**What is expected:** The answer must be every record below, reproduced exactly.

**Material for this exercise:**
= = = = = = =

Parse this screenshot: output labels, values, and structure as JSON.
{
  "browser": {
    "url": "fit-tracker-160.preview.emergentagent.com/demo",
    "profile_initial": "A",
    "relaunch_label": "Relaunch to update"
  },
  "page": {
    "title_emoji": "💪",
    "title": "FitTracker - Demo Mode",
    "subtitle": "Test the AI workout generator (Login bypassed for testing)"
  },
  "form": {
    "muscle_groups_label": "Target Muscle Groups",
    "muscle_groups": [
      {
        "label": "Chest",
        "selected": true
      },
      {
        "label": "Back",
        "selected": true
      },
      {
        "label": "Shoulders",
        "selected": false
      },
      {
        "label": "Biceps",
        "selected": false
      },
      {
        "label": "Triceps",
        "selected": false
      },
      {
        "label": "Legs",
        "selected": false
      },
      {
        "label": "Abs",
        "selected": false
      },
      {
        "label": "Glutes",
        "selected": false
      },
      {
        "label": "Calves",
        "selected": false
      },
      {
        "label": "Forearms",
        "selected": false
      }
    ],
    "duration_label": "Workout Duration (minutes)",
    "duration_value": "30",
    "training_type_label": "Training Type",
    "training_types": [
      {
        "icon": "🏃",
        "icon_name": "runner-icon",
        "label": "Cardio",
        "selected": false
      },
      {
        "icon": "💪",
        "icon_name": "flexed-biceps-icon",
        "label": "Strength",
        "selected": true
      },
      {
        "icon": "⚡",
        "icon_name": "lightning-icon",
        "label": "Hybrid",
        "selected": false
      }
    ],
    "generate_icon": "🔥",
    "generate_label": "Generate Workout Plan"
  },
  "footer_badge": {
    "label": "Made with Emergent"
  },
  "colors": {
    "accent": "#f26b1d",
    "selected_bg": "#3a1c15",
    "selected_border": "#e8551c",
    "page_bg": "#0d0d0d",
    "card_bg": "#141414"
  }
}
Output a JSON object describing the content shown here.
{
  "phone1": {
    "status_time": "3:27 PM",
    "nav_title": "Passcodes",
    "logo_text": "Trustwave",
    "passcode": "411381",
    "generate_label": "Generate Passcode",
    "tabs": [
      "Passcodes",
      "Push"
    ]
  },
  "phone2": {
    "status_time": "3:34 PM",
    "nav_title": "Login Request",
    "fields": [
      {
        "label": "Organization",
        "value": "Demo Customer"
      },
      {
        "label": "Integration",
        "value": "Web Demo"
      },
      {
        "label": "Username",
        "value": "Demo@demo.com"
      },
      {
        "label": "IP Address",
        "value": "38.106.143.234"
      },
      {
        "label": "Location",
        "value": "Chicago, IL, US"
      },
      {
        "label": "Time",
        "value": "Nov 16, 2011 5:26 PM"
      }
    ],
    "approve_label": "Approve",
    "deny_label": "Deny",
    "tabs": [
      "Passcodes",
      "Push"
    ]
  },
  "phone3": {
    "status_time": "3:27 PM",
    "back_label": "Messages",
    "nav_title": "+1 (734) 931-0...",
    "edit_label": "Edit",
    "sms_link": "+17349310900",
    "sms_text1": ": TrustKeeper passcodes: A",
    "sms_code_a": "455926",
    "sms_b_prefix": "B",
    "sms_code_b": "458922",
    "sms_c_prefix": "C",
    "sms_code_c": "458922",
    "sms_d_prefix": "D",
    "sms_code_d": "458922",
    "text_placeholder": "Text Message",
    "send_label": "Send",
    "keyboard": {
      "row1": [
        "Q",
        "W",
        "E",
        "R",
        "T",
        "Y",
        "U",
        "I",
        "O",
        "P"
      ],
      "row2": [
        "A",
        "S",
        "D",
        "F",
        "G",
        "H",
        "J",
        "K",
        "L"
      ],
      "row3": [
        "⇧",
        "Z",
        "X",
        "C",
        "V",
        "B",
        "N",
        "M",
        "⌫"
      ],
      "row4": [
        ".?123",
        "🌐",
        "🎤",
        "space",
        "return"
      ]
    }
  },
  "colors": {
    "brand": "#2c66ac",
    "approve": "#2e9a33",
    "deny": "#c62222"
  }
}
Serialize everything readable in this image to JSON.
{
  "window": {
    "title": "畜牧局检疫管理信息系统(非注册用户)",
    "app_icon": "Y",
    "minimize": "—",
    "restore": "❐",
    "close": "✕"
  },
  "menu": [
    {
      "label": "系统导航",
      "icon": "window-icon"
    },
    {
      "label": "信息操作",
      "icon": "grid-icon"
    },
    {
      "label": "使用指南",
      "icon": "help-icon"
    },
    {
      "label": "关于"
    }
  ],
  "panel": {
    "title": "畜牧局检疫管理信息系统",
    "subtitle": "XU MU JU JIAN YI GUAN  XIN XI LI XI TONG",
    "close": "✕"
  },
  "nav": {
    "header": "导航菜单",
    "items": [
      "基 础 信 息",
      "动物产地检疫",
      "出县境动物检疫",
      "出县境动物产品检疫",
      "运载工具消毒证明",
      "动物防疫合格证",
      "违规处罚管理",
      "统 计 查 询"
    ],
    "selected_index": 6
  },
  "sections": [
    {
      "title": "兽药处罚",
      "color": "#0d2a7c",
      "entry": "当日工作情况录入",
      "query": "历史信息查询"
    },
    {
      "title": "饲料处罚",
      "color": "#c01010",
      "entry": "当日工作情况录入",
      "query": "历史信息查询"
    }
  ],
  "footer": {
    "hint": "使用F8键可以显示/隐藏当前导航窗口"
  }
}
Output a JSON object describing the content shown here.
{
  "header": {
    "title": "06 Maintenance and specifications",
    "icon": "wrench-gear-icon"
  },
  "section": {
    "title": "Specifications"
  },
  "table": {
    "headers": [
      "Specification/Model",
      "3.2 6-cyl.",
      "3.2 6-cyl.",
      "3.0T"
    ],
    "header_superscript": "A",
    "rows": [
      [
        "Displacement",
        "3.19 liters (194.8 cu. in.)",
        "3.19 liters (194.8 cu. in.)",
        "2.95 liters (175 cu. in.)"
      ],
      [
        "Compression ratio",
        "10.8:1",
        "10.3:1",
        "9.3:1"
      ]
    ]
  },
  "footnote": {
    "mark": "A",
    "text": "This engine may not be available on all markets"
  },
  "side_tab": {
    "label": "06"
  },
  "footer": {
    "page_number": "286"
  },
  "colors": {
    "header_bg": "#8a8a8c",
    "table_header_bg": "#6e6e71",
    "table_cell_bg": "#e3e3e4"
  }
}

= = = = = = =

**Completed exercise:**
Parse this screenshot: output labels, values, and structure as JSON.
{
  "browser": {
    "url": "fit-tracker-160.preview.emergentagent.com/demo",
    "profile_initial": "A",
    "relaunch_label": "Relaunch to update"
  },
  "page": {
    "title_emoji": "💪",
    "title": "FitTracker - Demo Mode",
    "subtitle": "Test the AI workout generator (Login bypassed for testing)"
  },
  "form": {
    "muscle_groups_label": "Target Muscle Groups",
    "muscle_groups": [
      {
        "label": "Chest",
        "selected": true
      },
      {
        "label": "Back",
        "selected": true
      },
      {
        "label": "Shoulders",
        "selected": false
      },
      {
        "label": "Biceps",
        "selected": false
      },
      {
        "label": "Triceps",
        "selected": false
      },
      {
        "label": "Legs",
        "selected": false
      },
      {
        "label": "Abs",
        "selected": false
      },
      {
        "label": "Glutes",
        "selected": false
      },
      {
        "label": "Calves",
        "selected": false
      },
      {
        "label": "Forearms",
        "selected": false
      }
    ],
    "duration_label": "Workout Duration (minutes)",
    "duration_value": "30",
    "training_type_label": "Training Type",
    "training_types": [
      {
        "icon": "🏃",
        "icon_name": "runner-icon",
        "label": "Cardio",
        "selected": false
      },
      {
        "icon": "💪",
        "icon_name": "flexed-biceps-icon",
        "label": "Strength",
        "selected": true
      },
      {
        "icon": "⚡",
        "icon_name": "lightning-icon",
        "label": "Hybrid",
        "selected": false
      }
    ],
    "generate_icon": "🔥",
    "generate_label": "Generate Workout Plan"
  },
  "footer_badge": {
    "label": "Made with Emergent"
  },
  "colors": {
    "accent": "#f26b1d",
    "selected_bg": "#3a1c15",
    "selected_border": "#e8551c",
    "page_bg": "#0d0d0d",
    "card_bg": "#141414"
  }
}
Output a JSON object describing the content shown here.
{
  "phone1": {
    "status_time": "3:27 PM",
    "nav_title": "Passcodes",
    "logo_text": "Trustwave",
    "passcode": "411381",
    "generate_label": "Generate Passcode",
    "tabs": [
      "Passcodes",
      "Push"
    ]
  },
  "phone2": {
    "status_time": "3:34 PM",
    "nav_title": "Login Request",
    "fields": [
      {
        "label": "Organization",
        "value": "Demo Customer"
      },
      {
        "label": "Integration",
        "value": "Web Demo"
      },
      {
        "label": "Username",
        "value": "Demo@demo.com"
      },
      {
        "label": "IP Address",
        "value": "38.106.143.234"
      },
      {
        "label": "Location",
        "value": "Chicago, IL, US"
      },
      {
        "label": "Time",
        "value": "Nov 16, 2011 5:26 PM"
      }
    ],
    "approve_label": "Approve",
    "deny_label": "Deny",
    "tabs": [
      "Passcodes",
      "Push"
    ]
  },
  "phone3": {
    "status_time": "3:27 PM",
    "back_label": "Messages",
    "nav_title": "+1 (734) 931-0...",
    "edit_label": "Edit",
    "sms_link": "+17349310900",
    "sms_text1": ": TrustKeeper passcodes: A",
    "sms_code_a": "455926",
    "sms_b_prefix": "B",
    "sms_code_b": "458922",
    "sms_c_prefix": "C",
    "sms_code_c": "458922",
    "sms_d_prefix": "D",
    "sms_code_d": "458922",
    "text_placeholder": "Text Message",
    "send_label": "Send",
    "keyboard": {
      "row1": [
        "Q",
        "W",
        "E",
        "R",
        "T",
        "Y",
        "U",
        "I",
        "O",
        "P"
      ],
      "row2": [
        "A",
        "S",
        "D",
        "F",
        "G",
        "H",
        "J",
        "K",
        "L"
      ],
      "row3": [
        "⇧",
        "Z",
        "X",
        "C",
        "V",
        "B",
        "N",
        "M",
        "⌫"
      ],
      "row4": [
        ".?123",
        "🌐",
        "🎤",
        "space",
        "return"
      ]
    }
  },
  "colors": {
    "brand": "#2c66ac",
    "approve": "#2e9a33",
    "deny": "#c62222"
  }
}
Serialize everything readable in this image to JSON.
{
  "window": {
    "title": "畜牧局检疫管理信息系统(非注册用户)",
    "app_icon": "Y",
    "minimize": "—",
    "restore": "❐",
    "close": "✕"
  },
  "menu": [
    {
      "label": "系统导航",
      "icon": "window-icon"
    },
    {
      "label": "信息操作",
      "icon": "grid-icon"
    },
    {
      "label": "使用指南",
      "icon": "help-icon"
    },
    {
      "label": "关于"
    }
  ],
  "panel": {
    "title": "畜牧局检疫管理信息系统",
    "subtitle": "XU MU JU JIAN YI GUAN  XIN XI LI XI TONG",
    "close": "✕"
  },
  "nav": {
    "header": "导航菜单",
    "items": [
      "基 础 信 息",
      "动物产地检疫",
      "出县境动物检疫",
      "出县境动物产品检疫",
      "运载工具消毒证明",
      "动物防疫合格证",
      "违规处罚管理",
      "统 计 查 询"
    ],
    "selected_index": 6
  },
  "sections": [
    {
      "title": "兽药处罚",
      "color": "#0d2a7c",
      "entry": "当日工作情况录入",
      "query": "历史信息查询"
    },
    {
      "title": "饲料处罚",
      "color": "#c01010",
      "entry": "当日工作情况录入",
      "query": "历史信息查询"
    }
  ],
  "footer": {
    "hint": "使用F8键可以显示/隐藏当前导航窗口"
  }
}
Output a JSON object describing the content shown here.
{
  "header": {
    "title": "06 Maintenance and specifications",
    "icon": "wrench-gear-icon"
  },
  "section": {
    "title": "Specifications"
  },
  "table": {
    "headers": [
      "Specification/Model",
      "3.2 6-cyl.",
      "3.2 6-cyl.",
      "3.0T"
    ],
    "header_superscript": "A",
    "rows": [
      [
        "Displacement",
        "3.19 liters (194.8 cu. in.)",
        "3.19 liters (194.8 cu. in.)",
        "2.95 liters (175 cu. in.)"
      ],
      [
        "Compression ratio",
        "10.8:1",
        "10.3:1",
        "9.3:1"
      ]
    ]
  },
  "footnote": {
    "mark": "A",
    "text": "This engine may not be available on all markets"
  },
  "side_tab": {
    "label": "06"
  },
  "footer": {
    "page_number": "286"
  },
  "colors": {
    "header_bg": "#8a8a8c",
    "table_header_bg": "#6e6e71",
    "table_cell_bg": "#e3e3e4"
  }
}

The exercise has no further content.